We stopped to watch a short movie on the breeding of giant pandas and walked through the panda museum before leaving the panda base. We really had a lot of fun watching these amazing bears who are so close to extinction (due to climate change and environment due to human behavior).
After pandas, we went to a local restaurant for lunch. Our tour guide sat with us and ordered all kinds of food. We had noodles called din din, a local specialty. A hot-pot of sliced beef and veggies in hot oil, and kung pao chicken which is from this area of Sichuan. We also had a sautéed local veggie which was kind of a mix between spinach and broccoli and a dish of wild mushrooms in an amazing soy based sauce. They also served a type of creamed corn soup…we ate our huge lunch, while sipping on local beer and chatting with our guide. It was nice to eat at a local restaurant instead of one of those tourist lunch places the rest of the tour guides have been bringing us to.

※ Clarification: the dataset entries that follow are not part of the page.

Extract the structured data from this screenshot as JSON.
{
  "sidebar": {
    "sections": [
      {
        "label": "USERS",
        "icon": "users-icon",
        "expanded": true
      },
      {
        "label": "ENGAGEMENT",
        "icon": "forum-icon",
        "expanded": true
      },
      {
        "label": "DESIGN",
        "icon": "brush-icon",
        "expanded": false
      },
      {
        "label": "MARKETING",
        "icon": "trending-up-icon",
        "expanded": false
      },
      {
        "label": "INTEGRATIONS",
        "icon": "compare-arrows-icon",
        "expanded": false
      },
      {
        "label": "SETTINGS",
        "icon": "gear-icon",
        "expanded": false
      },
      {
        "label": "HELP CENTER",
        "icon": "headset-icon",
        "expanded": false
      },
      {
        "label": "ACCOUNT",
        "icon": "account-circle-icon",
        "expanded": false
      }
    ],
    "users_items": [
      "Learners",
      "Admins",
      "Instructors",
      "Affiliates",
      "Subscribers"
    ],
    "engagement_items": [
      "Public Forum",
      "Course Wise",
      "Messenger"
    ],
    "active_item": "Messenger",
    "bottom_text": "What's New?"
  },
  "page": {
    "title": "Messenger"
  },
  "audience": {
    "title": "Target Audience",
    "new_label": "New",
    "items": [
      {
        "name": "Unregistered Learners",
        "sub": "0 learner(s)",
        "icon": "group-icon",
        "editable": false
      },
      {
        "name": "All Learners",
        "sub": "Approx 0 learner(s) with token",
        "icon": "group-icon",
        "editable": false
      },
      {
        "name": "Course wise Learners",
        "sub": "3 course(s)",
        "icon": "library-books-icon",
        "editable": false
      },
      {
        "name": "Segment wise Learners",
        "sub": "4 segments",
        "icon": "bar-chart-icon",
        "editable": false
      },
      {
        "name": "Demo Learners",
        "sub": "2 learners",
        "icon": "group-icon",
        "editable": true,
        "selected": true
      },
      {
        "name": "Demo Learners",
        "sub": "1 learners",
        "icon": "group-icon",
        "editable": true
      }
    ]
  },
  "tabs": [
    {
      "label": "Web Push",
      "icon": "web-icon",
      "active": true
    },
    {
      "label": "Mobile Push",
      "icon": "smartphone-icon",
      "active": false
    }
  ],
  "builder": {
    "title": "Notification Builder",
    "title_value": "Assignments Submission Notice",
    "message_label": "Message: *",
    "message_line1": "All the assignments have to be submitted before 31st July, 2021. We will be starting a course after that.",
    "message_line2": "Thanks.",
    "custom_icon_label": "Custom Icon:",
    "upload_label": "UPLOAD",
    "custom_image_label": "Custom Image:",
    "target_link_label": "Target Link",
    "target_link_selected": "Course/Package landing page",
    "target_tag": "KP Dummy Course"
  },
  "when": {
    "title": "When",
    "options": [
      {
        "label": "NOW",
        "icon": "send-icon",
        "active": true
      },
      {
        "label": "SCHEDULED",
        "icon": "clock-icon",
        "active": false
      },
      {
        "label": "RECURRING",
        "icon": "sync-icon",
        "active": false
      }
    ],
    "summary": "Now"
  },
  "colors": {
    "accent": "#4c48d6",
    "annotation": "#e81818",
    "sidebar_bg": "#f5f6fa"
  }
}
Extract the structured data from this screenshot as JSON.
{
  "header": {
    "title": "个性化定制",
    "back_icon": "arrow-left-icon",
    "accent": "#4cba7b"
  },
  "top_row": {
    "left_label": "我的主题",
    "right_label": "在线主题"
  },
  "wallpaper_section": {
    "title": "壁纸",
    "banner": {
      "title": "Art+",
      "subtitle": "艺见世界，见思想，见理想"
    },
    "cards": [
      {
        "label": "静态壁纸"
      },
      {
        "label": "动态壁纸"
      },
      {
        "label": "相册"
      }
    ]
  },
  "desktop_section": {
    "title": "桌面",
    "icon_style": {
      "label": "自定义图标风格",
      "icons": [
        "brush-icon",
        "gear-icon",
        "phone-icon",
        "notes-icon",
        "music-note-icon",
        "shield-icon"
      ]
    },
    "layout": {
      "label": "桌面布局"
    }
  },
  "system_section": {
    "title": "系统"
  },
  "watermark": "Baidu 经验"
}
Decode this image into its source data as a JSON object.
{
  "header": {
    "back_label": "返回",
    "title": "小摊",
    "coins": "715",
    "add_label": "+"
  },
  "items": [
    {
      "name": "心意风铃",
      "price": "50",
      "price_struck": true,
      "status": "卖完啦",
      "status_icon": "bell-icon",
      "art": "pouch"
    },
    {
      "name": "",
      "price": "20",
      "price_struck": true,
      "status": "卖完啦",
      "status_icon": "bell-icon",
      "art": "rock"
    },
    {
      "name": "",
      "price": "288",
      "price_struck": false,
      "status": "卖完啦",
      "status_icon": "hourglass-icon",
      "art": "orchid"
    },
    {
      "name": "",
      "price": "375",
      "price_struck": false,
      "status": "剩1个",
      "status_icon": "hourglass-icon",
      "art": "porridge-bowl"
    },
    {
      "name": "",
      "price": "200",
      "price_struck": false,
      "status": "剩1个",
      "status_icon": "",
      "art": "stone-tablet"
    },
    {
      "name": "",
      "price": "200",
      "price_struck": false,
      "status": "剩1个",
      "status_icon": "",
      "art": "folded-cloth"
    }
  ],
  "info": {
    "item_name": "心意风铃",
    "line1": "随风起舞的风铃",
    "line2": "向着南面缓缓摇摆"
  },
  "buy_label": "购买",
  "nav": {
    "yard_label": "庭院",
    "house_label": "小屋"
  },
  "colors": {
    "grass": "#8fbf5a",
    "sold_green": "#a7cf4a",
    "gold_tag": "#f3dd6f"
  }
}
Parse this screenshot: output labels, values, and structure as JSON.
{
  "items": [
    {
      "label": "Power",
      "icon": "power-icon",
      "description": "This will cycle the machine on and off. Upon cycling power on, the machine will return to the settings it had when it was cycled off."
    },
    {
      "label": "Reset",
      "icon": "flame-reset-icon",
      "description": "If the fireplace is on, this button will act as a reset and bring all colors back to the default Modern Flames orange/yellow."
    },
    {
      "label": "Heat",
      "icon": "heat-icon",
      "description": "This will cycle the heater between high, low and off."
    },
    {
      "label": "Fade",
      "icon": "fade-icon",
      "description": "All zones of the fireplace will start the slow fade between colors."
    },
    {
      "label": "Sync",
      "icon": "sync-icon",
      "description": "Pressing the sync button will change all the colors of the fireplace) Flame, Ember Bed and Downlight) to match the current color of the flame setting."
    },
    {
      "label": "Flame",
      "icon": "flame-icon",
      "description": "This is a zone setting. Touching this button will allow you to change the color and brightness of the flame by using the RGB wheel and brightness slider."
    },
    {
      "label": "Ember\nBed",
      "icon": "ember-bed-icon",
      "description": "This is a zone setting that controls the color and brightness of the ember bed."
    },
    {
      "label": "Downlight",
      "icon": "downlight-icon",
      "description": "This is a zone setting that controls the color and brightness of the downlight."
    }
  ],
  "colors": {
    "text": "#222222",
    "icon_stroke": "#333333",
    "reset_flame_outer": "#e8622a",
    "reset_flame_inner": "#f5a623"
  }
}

After lunch, we were off to the area called wide and narrow lane alley which is one of the older areas in the city. It is a couple blocks full of old buildings consisting of traditional restaurants and tea houses. There are also many vendors selling both street food and souvenirs. We enjoyed walking through the pedestrian only streets and people watching. It would have been nice to have more time to sit down and enjoy a cup of tea.
We had 2 other areas to see in the city before we had to get to the airport so…headed to Ku Fu’s cottage. Giff and I hadn’t heard of him before, but he is a very well-known poet in China. They have found many articles of his writing dating back to the Qing dynasty. The “cottage” is now a museum of sorts…it has several Chinese style buildings amongst green forest and a lake. Inside the buildings are the ancient books with his poems and other pieces dating back to that century. It was actually very relaxing to walk through the serene area…they also had a cottage set up to show what his simple home must have looked like…in the back there was an area where archeologists are discovering additional pieces from that time period. Giff and I decided we really need to get one of his books to appreciate his work since there is an entire museum and several statues in his honor.
After our stroll through the cottage area, we had one more quick stop before it was time to end our quick tour in Chengdu. The area was another few blocks in the city which sort of mimicked the wide and narrow lane alley…there were several restaurants and vendors selling all sorts of things. The difference however, was this area was new…built to look old. We only had a half hour, so quickly walked down the main street taking a quick look.
After our tour of the area, we got in the car and to the airport. We had plenty of time and the flight was pretty easy…only about and hour and 20 minutes. We arrived in Guilin and our tour guide was waiting to pick us up. It was late, close to 10PM, so they took us straight to our hotel where we checked in and went to bed pretty quickly knowing our tour would start first thing in the morning.